# What the task requires:
For this exercise, retype each line of the material below verbatim and omit any picture.

***** Data listing

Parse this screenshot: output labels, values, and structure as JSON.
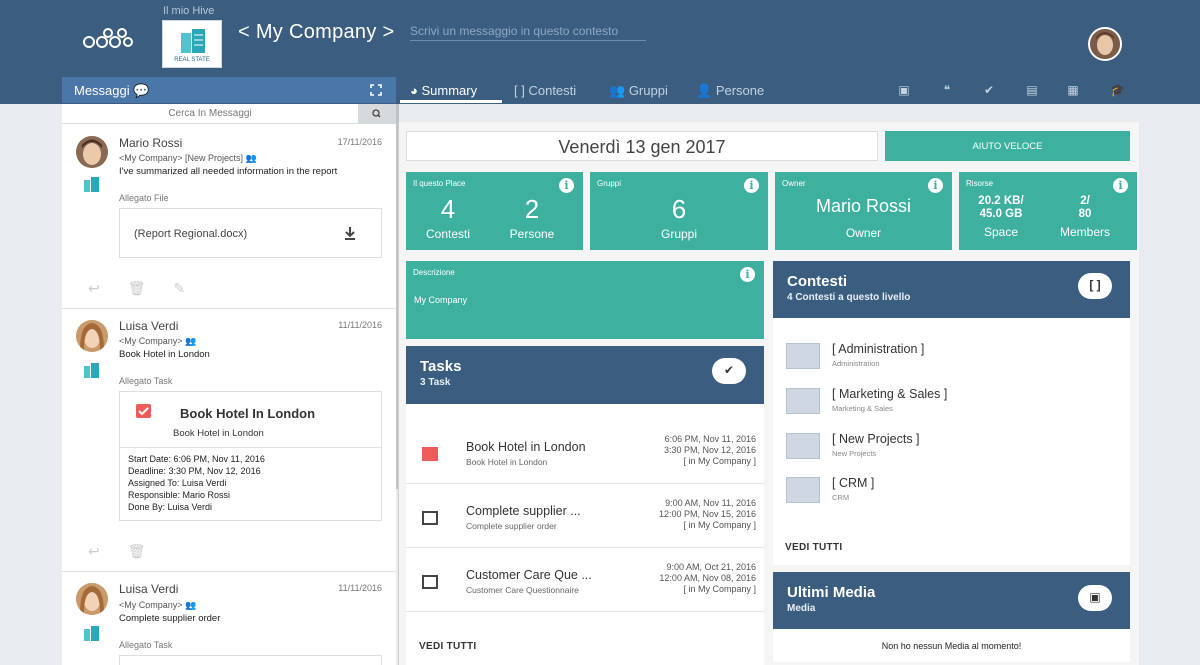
{
  "header": {
    "hive_label": "Il mio Hive",
    "company_logo_text": "REAL STATE",
    "title": "< My Company >",
    "message_placeholder": "Scrivi un messaggio in questo contesto"
  },
  "left": {
    "title": "Messaggi",
    "search_placeholder": "Cerca In Messaggi",
    "messages": [
      {
        "name": "Mario Rossi",
        "date": "17/11/2016",
        "context": "<My Company>  [New Projects]",
        "body": "I've summarized all needed information in the report",
        "attachment_label": "Allegato File",
        "file_name": "(Report Regional.docx)"
      },
      {
        "name": "Luisa Verdi",
        "date": "11/11/2016",
        "context": "<My Company>",
        "body": "Book Hotel in London",
        "attachment_label": "Allegato Task",
        "task_title": "Book Hotel In London",
        "task_sub": "Book Hotel in London",
        "details": [
          "Start Date: 6:06 PM, Nov 11, 2016",
          "Deadline: 3:30 PM, Nov 12, 2016",
          "Assigned To: Luisa Verdi",
          "Responsible: Mario Rossi",
          "Done By: Luisa Verdi"
        ]
      },
      {
        "name": "Luisa Verdi",
        "date": "11/11/2016",
        "context": "<My Company>",
        "body": "Complete supplier order",
        "attachment_label": "Allegato Task"
      }
    ]
  },
  "tabs": [
    {
      "label": "Summary"
    },
    {
      "label": "Contesti"
    },
    {
      "label": "Gruppi"
    },
    {
      "label": "Persone"
    }
  ],
  "summary": {
    "date": "Venerdì 13 gen 2017",
    "help_button": "AIUTO VELOCE",
    "cards": {
      "place": {
        "label": "Il questo Place",
        "contesti_value": "4",
        "contesti_label": "Contesti",
        "persone_value": "2",
        "persone_label": "Persone"
      },
      "gruppi": {
        "label": "Gruppi",
        "value": "6",
        "value_label": "Gruppi"
      },
      "owner": {
        "label": "Owner",
        "value": "Mario Rossi",
        "value_label": "Owner"
      },
      "risorse": {
        "label": "Risorse",
        "space_value_1": "20.2 KB/",
        "space_value_2": "45.0 GB",
        "space_label": "Space",
        "members_value_1": "2/",
        "members_value_2": "80",
        "members_label": "Members"
      }
    },
    "descrizione": {
      "label": "Descrizione",
      "text": "My Company"
    },
    "tasks": {
      "title": "Tasks",
      "subtitle": "3 Task",
      "items": [
        {
          "name": "Book Hotel in London",
          "sub": "Book Hotel in London",
          "start": "6:06 PM, Nov 11, 2016",
          "end": "3:30 PM, Nov 12, 2016",
          "ctx": "[ in My Company ]",
          "done": true
        },
        {
          "name": "Complete supplier ...",
          "sub": "Complete supplier order",
          "start": "9:00 AM, Nov 11, 2016",
          "end": "12:00 PM, Nov 15, 2016",
          "ctx": "[ in My Company ]",
          "done": false
        },
        {
          "name": "Customer Care Que ...",
          "sub": "Customer Care Questionnaire",
          "start": "9:00 AM, Oct 21, 2016",
          "end": "12:00 AM, Nov 08, 2016",
          "ctx": "[ in My Company ]",
          "done": false
        }
      ],
      "see_all": "VEDI TUTTI"
    },
    "contesti": {
      "title": "Contesti",
      "subtitle": "4 Contesti a questo livello",
      "button": "[ ]",
      "items": [
        {
          "name": "[ Administration ]",
          "desc": "Administration"
        },
        {
          "name": "[ Marketing & Sales ]",
          "desc": "Marketing & Sales"
        },
        {
          "name": "[ New Projects ]",
          "desc": "New Projects"
        },
        {
          "name": "[ CRM ]",
          "desc": "CRM"
        }
      ],
      "see_all": "VEDI TUTTI"
    },
    "media": {
      "title": "Ultimi Media",
      "subtitle": "Media",
      "empty": "Non ho nessun Media al momento!"
    }
  },
  "colors": {
    "header": "#3a5d80",
    "accent": "#3eb0a0",
    "tab_bar": "#4a76a8",
    "done": "#ef5b5b"
  }
}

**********

# Reply:
Parse this screenshot: output labels, values, and structure as JSON.
{
  "header": {
    "hive_label": "Il mio Hive",
    "company_logo_text": "REAL STATE",
    "title": "< My Company >",
    "message_placeholder": "Scrivi un messaggio in questo contesto"
  },
  "left": {
    "title": "Messaggi",
    "search_placeholder": "Cerca In Messaggi",
    "messages": [
      {
        "name": "Mario Rossi",
        "date": "17/11/2016",
        "context": "<My Company>  [New Projects]",
        "body": "I've summarized all needed information in the report",
        "attachment_label": "Allegato File",
        "file_name": "(Report Regional.docx)"
      },
      {
        "name": "Luisa Verdi",
        "date": "11/11/2016",
        "context": "<My Company>",
        "body": "Book Hotel in London",
        "attachment_label": "Allegato Task",
        "task_title": "Book Hotel In London",
        "task_sub": "Book Hotel in London",
        "details": [
          "Start Date: 6:06 PM, Nov 11, 2016",
          "Deadline: 3:30 PM, Nov 12, 2016",
          "Assigned To: Luisa Verdi",
          "Responsible: Mario Rossi",
          "Done By: Luisa Verdi"
        ]
      },
      {
        "name": "Luisa Verdi",
        "date": "11/11/2016",
        "context": "<My Company>",
        "body": "Complete supplier order",
        "attachment_label": "Allegato Task"
      }
    ]
  },
  "tabs": [
    {
      "label": "Summary"
    },
    {
      "label": "Contesti"
    },
    {
      "label": "Gruppi"
    },
    {
      "label": "Persone"
    }
  ],
  "summary": {
    "date": "Venerdì 13 gen 2017",
    "help_button": "AIUTO VELOCE",
    "cards": {
      "place": {
        "label": "Il questo Place",
        "contesti_value": "4",
        "contesti_label": "Contesti",
        "persone_value": "2",
        "persone_label": "Persone"
      },
      "gruppi": {
        "label": "Gruppi",
        "value": "6",
        "value_label": "Gruppi"
      },
      "owner": {
        "label": "Owner",
        "value": "Mario Rossi",
        "value_label": "Owner"
      },
      "risorse": {
        "label": "Risorse",
        "space_value_1": "20.2 KB/",
        "space_value_2": "45.0 GB",
        "space_label": "Space",
        "members_value_1": "2/",
        "members_value_2": "80",
        "members_label": "Members"
      }
    },
    "descrizione": {
      "label": "Descrizione",
      "text": "My Company"
    },
    "tasks": {
      "title": "Tasks",
      "subtitle": "3 Task",
      "items": [
        {
          "name": "Book Hotel in London",
          "sub": "Book Hotel in London",
          "start": "6:06 PM, Nov 11, 2016",
          "end": "3:30 PM, Nov 12, 2016",
          "ctx": "[ in My Company ]",
          "done": true
        },
        {
          "name": "Complete supplier ...",
          "sub": "Complete supplier order",
          "start": "9:00 AM, Nov 11, 2016",
          "end": "12:00 PM, Nov 15, 2016",
          "ctx": "[ in My Company ]",
          "done": false
        },
        {
          "name": "Customer Care Que ...",
          "sub": "Customer Care Questionnaire",
          "start": "9:00 AM, Oct 21, 2016",
          "end": "12:00 AM, Nov 08, 2016",
          "ctx": "[ in My Company ]",
          "done": false
        }
      ],
      "see_all": "VEDI TUTTI"
    },
    "contesti": {
      "title": "Contesti",
      "subtitle": "4 Contesti a questo livello",
      "button": "[ ]",
      "items": [
        {
          "name": "[ Administration ]",
          "desc": "Administration"
        },
        {
          "name": "[ Marketing & Sales ]",
          "desc": "Marketing & Sales"
        },
        {
          "name": "[ New Projects ]",
          "desc": "New Projects"
        },
        {
          "name": "[ CRM ]",
          "desc": "CRM"
        }
      ],
      "see_all": "VEDI TUTTI"
    },
    "media": {
      "title": "Ultimi Media",
      "subtitle": "Media",
      "empty": "Non ho nessun Media al momento!"
    }
  },
  "colors": {
    "header": "#3a5d80",
    "accent": "#3eb0a0",
    "tab_bar": "#4a76a8",
    "done": "#ef5b5b"
  }
}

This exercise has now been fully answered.